Scenario:In a swimming pool, a non-swimmer has fallen in the pool and is panicking.
Meanwhile, a swimmer in the middle of the pool was found unconscious. A weak swimmer was having difficulties getting to a side of the pool. A bystander was at the side of the pool. The equipment provided was a rope and a noodle.
This scenario has been carried out as a practical on the poolside and my task was to use the given equipment to assess the situation and act accordingly.
Evaluation:Firstly, I noticed the non-swimmer on the edge of the side panicking. I immediately made use of the equipments provided and used a noodle. Since the non-swimmer isn’t entirely all the way in the middle of the pool, unreachable.
She is near the edge but I needed to reach for her, therefore I laid on the pool edge and used a loud, clear voice to tell her, “I’m going to use a noodle to save you.
But first I want you to calm down. I would like you to hold on to the noodle and I will pull you up to the ground.”After leading the non-swimmer back to the “shore”, I used a loud voice to inform the weak swimmer that I’m coming for her.
I took the noodle with me for rescuing the weak swimmer. Once I got near to the weak swimmer, I realized the other swimmer is unconscious, therefore I told the bystander to jump in as well to carry the unconscious swimmer back to the “shore” safely while I deal with the weak swimmer. As the bystander assisted me by carrying the unconscious swimmer back to safety, the weak swimmer was trying to jump on me as she needed something to hold on. I immediatelyimmediately pushed myself away from her because I remember that my own safety comes first when it comes to saving people.
I used a clear and firm voice and told her I will not save her if she touches me and I told her to hold on to the noodle and I will bring her back safely to the “shore”, but only if she calms down first. When I’m swimming back to the “shore”, I look back from time to time to make sure she is holding on to the noodle with her head held up above the water. In the end, I managed to save all three swimmers efficiently and safely.The reason behind my strategy was firstly I didn’t use the rope to save anyone.

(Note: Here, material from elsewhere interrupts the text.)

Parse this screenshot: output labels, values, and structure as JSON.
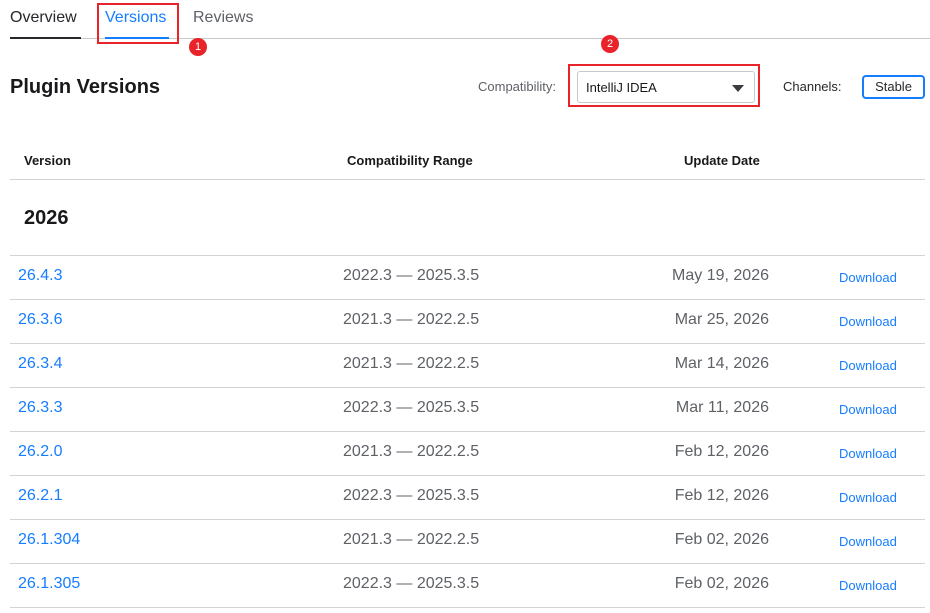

Because using the rope isn’t one of my strength, therefore it will cost me a lot of time if I chose to use this equipment to save the weak swimmer. Instead I used the noodles twice, first as a tool to pull the non-swimmer back to the “shore”, second was to use it as a floating device, to keep the weak swimmer’s head above the water to prevent her from drowning. I also save time by telling the bystander to carry the unconscious swimmer back to the “shore” while I bring the weak swimmer back at the same time. I’m glad I worked quite fast because when I was taking the assessment, I imagined myself in a real life situation, since it is a matter of life and death, I think that was the best strategy out of all my other strategies.
For the four steps (the four A’s), I have performed the first three steps as quickly as possible.1. Awareness – I first recognized an emergency need to save the casualties in the pool because they were yelling for help and struggled in the water.2.
Assessment – I immediately assessed the environment, making sure the swimming pool is safe and made judgments on applying all I have learnt about life-saving.3. Action – I developed a plan as fast as I could to rescue the casualties and tried my best to rescue them effectively and efficiently.4, and After care – I was not able to do After care, this was due to lack of time.
If I had more time, I would learn about After care so I would be able to apply it to the task.If I were to do this rescue over again, I would observe the environment first and give clear instructions to the bystander before jumping into the water, because it will a waste of my energy to scream all the way to the bystander. Other than that, I think I will follow what I did this time as it was quite an efficient rescue.
Cite this Swimming Scenarios Assesment
Swimming Scenarios Assesment. (2017, Nov 02). Retrieved from https://graduateway.com/swimming-scenarios-assesment/